Consider a buyer who has no knowledge of physical defects in the property when their offer is accepted. The seller and the seller’s agent have a duty to deliver property disclosures before the acceptance of an offer. However, at the time of the acceptance, the TDS and other disclosures due from the seller have not yet been delivered to the buyer’s agent. [Calif. Civil Code §§1102, 2079]
The buyer, on their agent’s guidance, authorizes their agent to immediately order an HIR. On the agent’s receipt of the HIR, it is reviewed with the buyer.
The HIR lists numerous material defects observed during the home inspector’s physical inspection of the property’s condition. As a result, the buyer makes a written demand on the seller to cure the defects discovered by the home inspector. To substantiate the buyer’s demand, the buyer attaches a copy of the HIR and a contractor’s estimate of the cost to cure the defects. [See first tuesday Form 150 §11.4 and 269]
Due to the seller’s failure to disclose material defects before placing the buyer under contract, the seller is obligated to deliver the property to the buyer in the condition disclosed by the seller and the seller’s agent, and observed by the buyer at the time the buyer’s offer to purchase was accepted.
A later, untimely disclosure made in the TDS during escrow does not satisfy the mandate. Dilatory disclosure triggers statutory contingencies in the transaction.
Also, the seller’s and seller’s agent’s failure to disclose prior to acceptance is an omission of facts, called negative fraud, deceit or misrepresentation by omission.
The buyer’s remedies for deceit
If an HIR reveals material defects previously undisclosed and unknown to the buyer, the buyer may:
- make a demand on the seller to correct or eliminate the defects, and delay the close of escrow until the seller has either complied or agreed to an adjusted price [See first tuesday Form 269];
- refuse to close escrow for lack of seller compliance to the demand for corrections and enforce the agreement and its price correction provisions by specific performance; or
- close escrow and make a money demand on the seller for the difference between the purchase price set in the purchase agreement and the price adjusted for the undisclosed defects. [Jue v. Smiser (1994) 23 CA4th 312]

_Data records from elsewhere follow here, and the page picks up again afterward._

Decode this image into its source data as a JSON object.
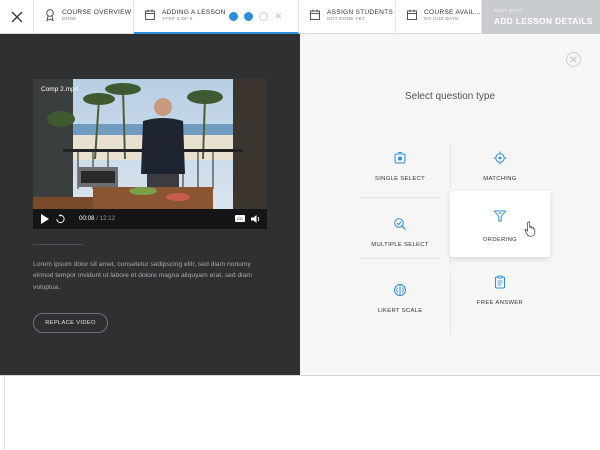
{
  "header": {
    "steps": [
      {
        "title": "COURSE OVERVIEW",
        "subtitle": "DONE",
        "icon": "ribbon-icon"
      },
      {
        "title": "ADDING A LESSON",
        "subtitle": "STEP 2 OF 6",
        "icon": "calendar-icon"
      },
      {
        "title": "ASSIGN STUDENTS",
        "subtitle": "NOT DONE YET",
        "icon": "calendar-icon"
      },
      {
        "title": "COURSE AVAIL...",
        "subtitle": "NO DUE DATE",
        "icon": "calendar-icon"
      }
    ],
    "progress_dots": {
      "filled": 2,
      "empty": 1
    },
    "next_step": {
      "small": "NEXT STEP",
      "label": "ADD LESSON DETAILS"
    }
  },
  "video": {
    "title": "Comp 2.mp4",
    "current_time": "00:08",
    "separator": " / ",
    "duration": "12:12",
    "cc_label": "CC"
  },
  "left": {
    "description": "Lorem ipsum dolor sit amet, consetetur sadipscing elitr, sed diam nonumy eirmod tempor invidunt ut labore et dolore magna aliquyam erat, sed diam voluptua.",
    "replace_button": "REPLACE VIDEO"
  },
  "question_panel": {
    "title": "Select question type",
    "options": [
      {
        "label": "SINGLE SELECT",
        "icon": "single-select-icon"
      },
      {
        "label": "MATCHING",
        "icon": "crosshair-icon"
      },
      {
        "label": "MULTIPLE SELECT",
        "icon": "multiple-select-icon"
      },
      {
        "label": "ORDERING",
        "icon": "funnel-icon",
        "selected": true
      },
      {
        "label": "LIKERT SCALE",
        "icon": "scale-icon"
      },
      {
        "label": "FREE ANSWER",
        "icon": "clipboard-icon"
      }
    ]
  },
  "colors": {
    "accent": "#2b8fd9",
    "dark_panel": "#2e3032",
    "next_step_bg": "#c9ccce"
  }
}
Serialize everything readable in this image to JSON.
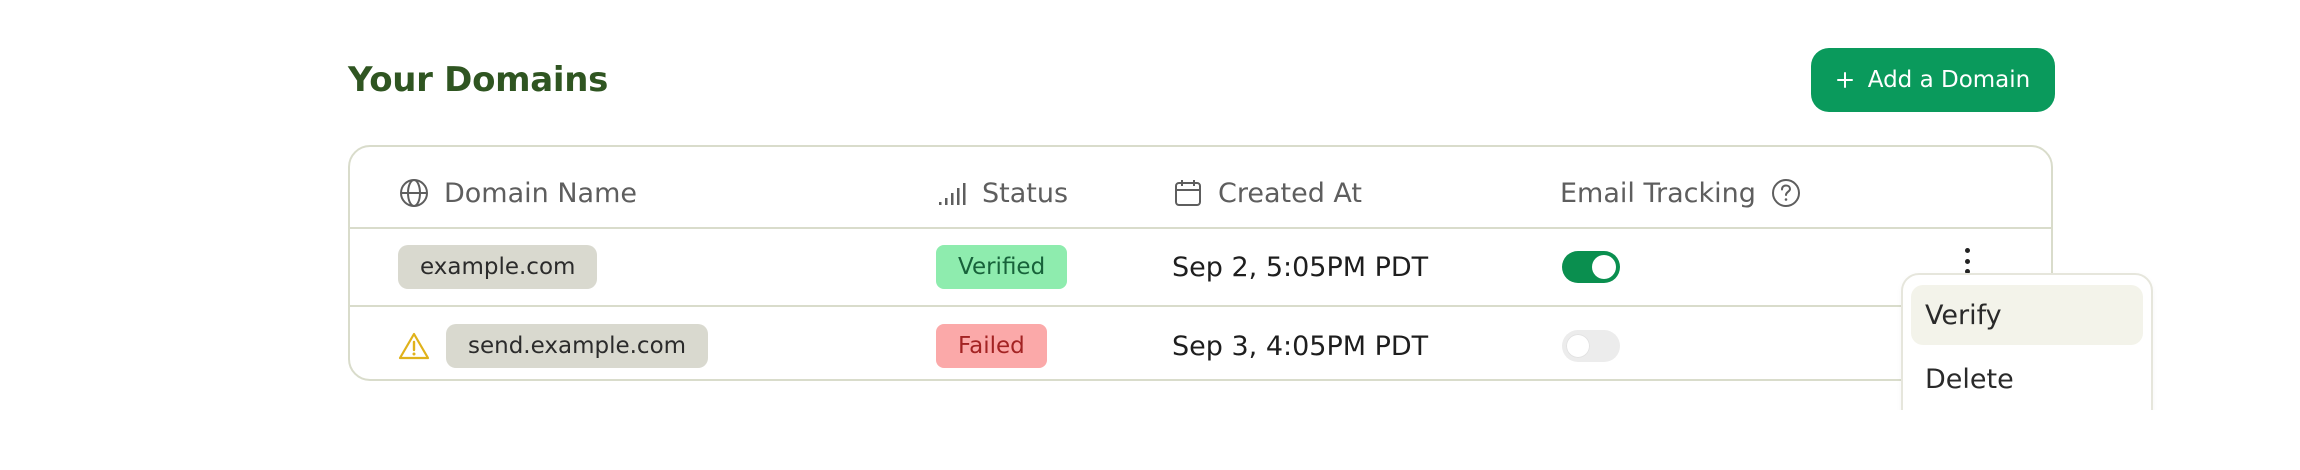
{
  "title": "Your Domains",
  "add_button": {
    "label": "Add a Domain",
    "icon": "plus-icon"
  },
  "columns": [
    {
      "label": "Domain Name",
      "icon": "globe-icon"
    },
    {
      "label": "Status",
      "icon": "signal-bars-icon"
    },
    {
      "label": "Created At",
      "icon": "calendar-icon"
    },
    {
      "label": "Email Tracking",
      "icon": "help-circle-icon"
    }
  ],
  "rows": [
    {
      "domain": "example.com",
      "warning": false,
      "status": "Verified",
      "created_at": "Sep 2, 5:05PM PDT",
      "email_tracking": true
    },
    {
      "domain": "send.example.com",
      "warning": true,
      "status": "Failed",
      "created_at": "Sep 3, 4:05PM PDT",
      "email_tracking": false
    }
  ],
  "row_menu": {
    "items": [
      "Verify",
      "Delete"
    ],
    "highlighted": "Verify"
  },
  "colors": {
    "brand": "#0a9a5c",
    "title": "#2f5521",
    "verified_bg": "#8eecae",
    "failed_bg": "#fba9a9",
    "warning": "#e0b21b",
    "toggle_on": "#0a8f4f"
  }
}
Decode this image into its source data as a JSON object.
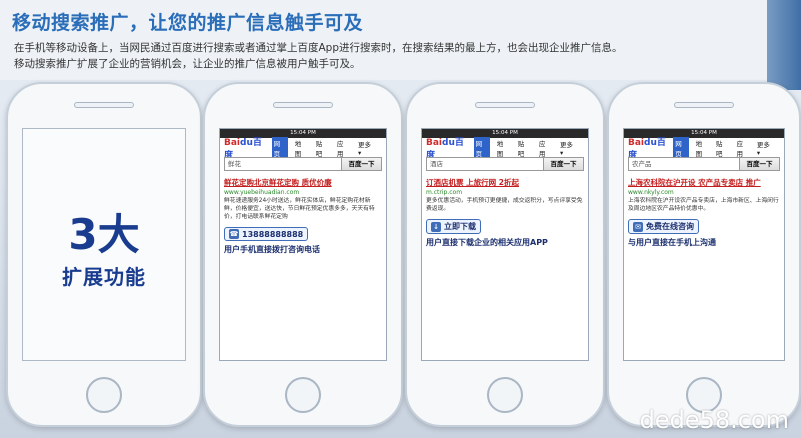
{
  "headline": "移动搜索推广，让您的推广信息触手可及",
  "intro": {
    "line1": "在手机等移动设备上，当网民通过百度进行搜索或者通过掌上百度App进行搜索时，在搜索结果的最上方，也会出现企业推广信息。",
    "line2": "移动搜索推广扩展了企业的营销机会，让企业的推广信息被用户触手可及。"
  },
  "feature_panel": {
    "big": "3大",
    "sub": "扩展功能"
  },
  "common": {
    "status_time": "15:04 PM",
    "logo_text_a": "Bai",
    "logo_text_b": "du百度",
    "tabs": [
      "网页",
      "地图",
      "贴吧",
      "应用",
      "更多 ▾"
    ],
    "search_button": "百度一下"
  },
  "phones": [
    {
      "query": "鲜花",
      "title": "鲜花定购北京鲜花定购 质优价廉",
      "url": "www.yuebeihuadian.com",
      "desc": "鲜花速递服务24小时送达，鲜花实体店，鲜花定购花材新鲜，价格便宜，送达快，节日鲜花预定优惠多多，天天有特价，打电话联系鲜花定购",
      "cta": "13888888888",
      "cta_icon": "phone-icon",
      "caption": "用户手机直接拨打咨询电话"
    },
    {
      "query": "酒店",
      "title": "订酒店机票 上旅行网 2折起",
      "url": "m.ctrip.com",
      "desc": "更多优惠活动，手机预订更便捷，成交返积分，写点评享受免费返现。",
      "cta": "立即下载",
      "cta_icon": "download-icon",
      "caption": "用户直接下载企业的相关应用APP"
    },
    {
      "query": "农产品",
      "title": "上海农科院在沪开设 农产品专卖店 推广",
      "url": "www.nkyly.com",
      "desc": "上海农科院在沪开设农产品专卖店，上海市新区、上海闵行及周边地区农产品特价优惠中。",
      "cta": "免费在线咨询",
      "cta_icon": "chat-icon",
      "caption": "与用户直接在手机上沟通"
    }
  ],
  "watermark": "dede58.com"
}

Buyer’s request for repairs
first tuesday’s Property Inspection – Buyer’s Request for Repairs is used by the buyer’s agent when the buyer makes a written demand on the seller to correct or eliminate the defects. [See first tuesday Form 269]
The request for repairs:
- notifies the seller of any material defects discovered by the buyer which were undisclosed and unknown to the buyer prior to acceptance of the purchase agreement;
- calls for the seller to repair, replace or correct the noticed defects prior to closing the transaction and delivering possession to the buyer;
- advises the seller that the buyer intends to fully perform their obligations under the purchase agreement and escrow instructions;
- confirms the buyer’s initial inspection of the property satisfies the buyer’s expectations of its physical condition, except for itemized material defects; and
- lists the defects which the buyer is making a demand on the seller to repair, replace or correct prior to closing. [See first tuesday Form 269]
Also, the seller who refuses to deliver the property in the condition disclosed and known to the buyer prior to acceptance fails to convey the property as agreed. Thus, the buyer is justified in refusing to close escrow until the seller corrects or compensates the buyer for the defects subsequently disclosed or discovered during escrow.
Nevertheless, when the buyer is made aware of property conditions affecting the property’s value at the time they enter into the purchase agreement, they have been given sufficient notice to investigate the consequences of such defects. Provided with this notice, the buyer has no grounds for later claiming a loss based on these conditions.